The 39-year-old Sneed said his mother, Debbie Sneed, was a major force in guiding him toward the right path, away from the life of crime that surrounded them.
“My mom was amazing,” said Sneed. “She would always let me know, ‘Whatever you do son you can be great — just stay out of trouble.’”
As an adult, Sneed followed in his mother’s footseps, helping future generations by educating them about the negative impacts of gang life. He became an intervention specialist, giving gang prevention presentations to middle and high school students. Sneed was laid off by the Pasadena Unified School District, but he still felt the need to give back to the community and mentor kids, students he consideded “his kids.” Without funding, but with the help of friends, Sneed made it his mission in life to create a documentary about gangs in his hometown.

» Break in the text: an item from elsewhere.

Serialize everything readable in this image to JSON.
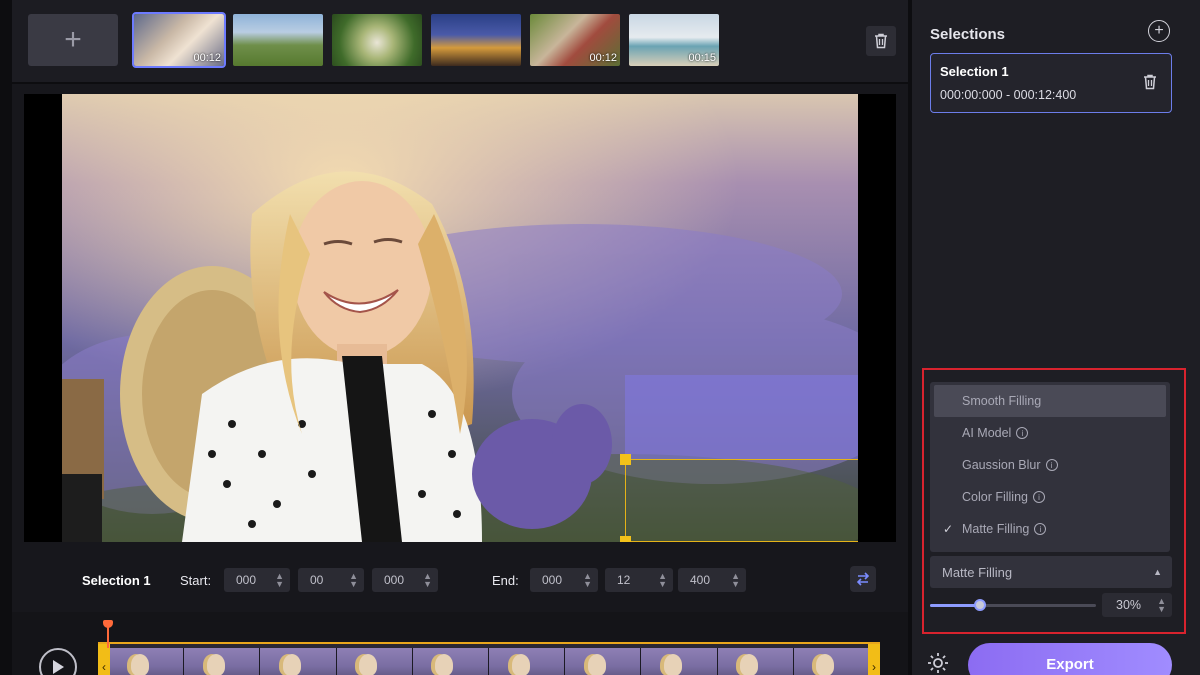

“I just hope the film is looked at as an educational tool and everyone can pull something that resonated with them,” Sneed said of “Pasadena: Exploring Solutions to Reduce Gang Violence,” which was co–produced by Pasadena mayoral candidate Jason Hardin and has been shown at many local venues, recently at the Pasadena Central Library.

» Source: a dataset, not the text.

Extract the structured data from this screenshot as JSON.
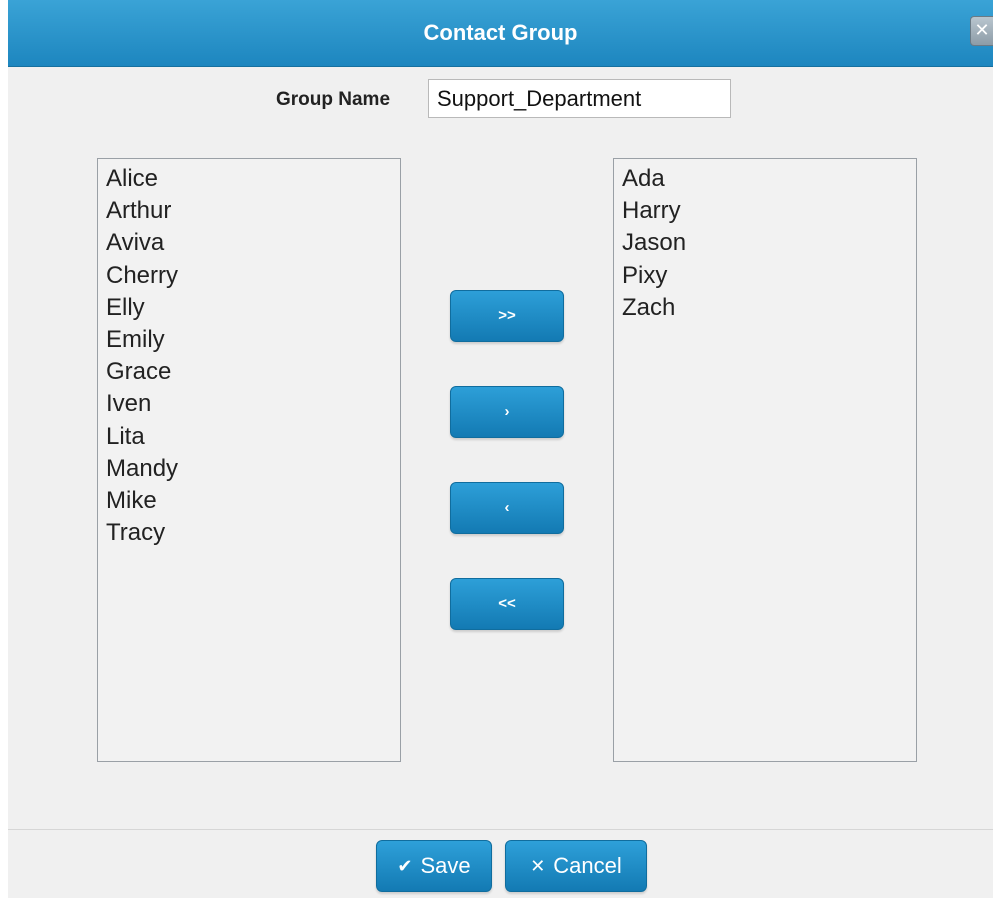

Eric Johnson, a former gang member, was one of the people featured in the film. Johnson connected with Sneed after they worked together on several projects. He recalled how he joined a gang for protection .
“I didn’t join a gang because I wanted to be a gang member,” he said. “I joined a gang because I got to have somewhere where someone’s not beating me up.”

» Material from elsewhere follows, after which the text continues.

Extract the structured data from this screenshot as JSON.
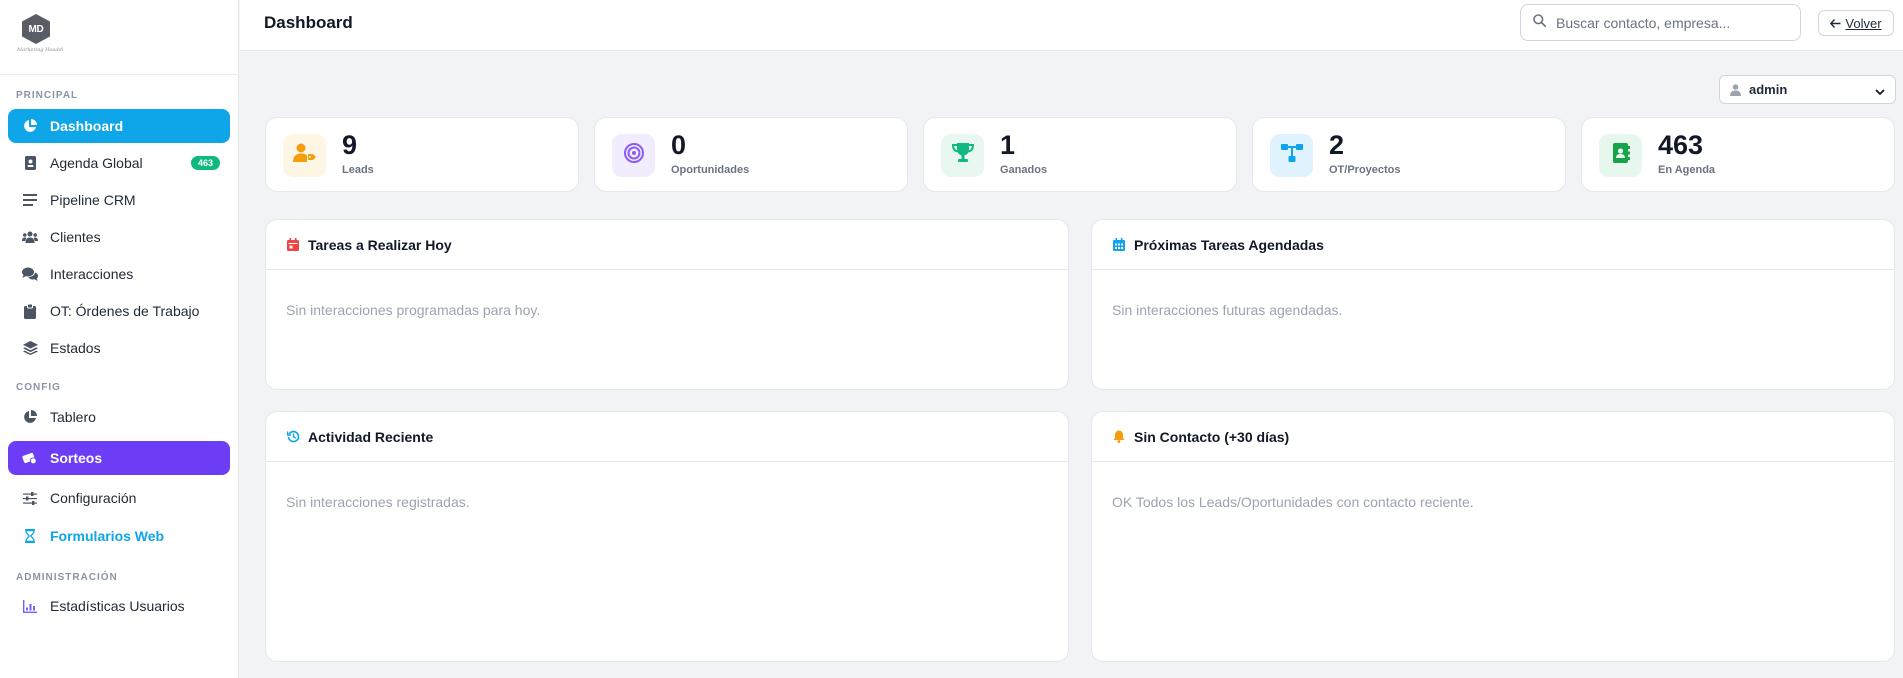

During Johnson’s youth, he would hear stories about Altadena Sheriff’’s Department deputies abusing people of color. He avoided that abuse by telling deputies, “I’m Sergeant Johnson’s son.” Unfortunately, the abuse followed him home. His father would beat everyone in the family, including Johnson’s mother. Outside of the home, he had to fend for himself on the way to school.
“I was a small guy in ninth grade. I was 66 pounds,” said Johnson. “I rode a really tough, gang-impacted bus. I was always being put into a position of either fight or flight.”
In 11th grade, Johnson ended up joining a gang. He left it after around six months. After his brief stint, Johnson found a mentor in longtime youth mentor Ed Bryant and was steered toward the right path away from violence. He is now a part of a faith-based nonprofit named “Stars,” helping underprivileged youth. In the 40 years that he has worked with young people, he hopes that every child understands at least one thing: “You can have a better life.”
“There are things in your life that you have can control over and things in your life that you do have control over,” Johnson said. “Have a team that will help you make the right choices over the things that you do have control of.”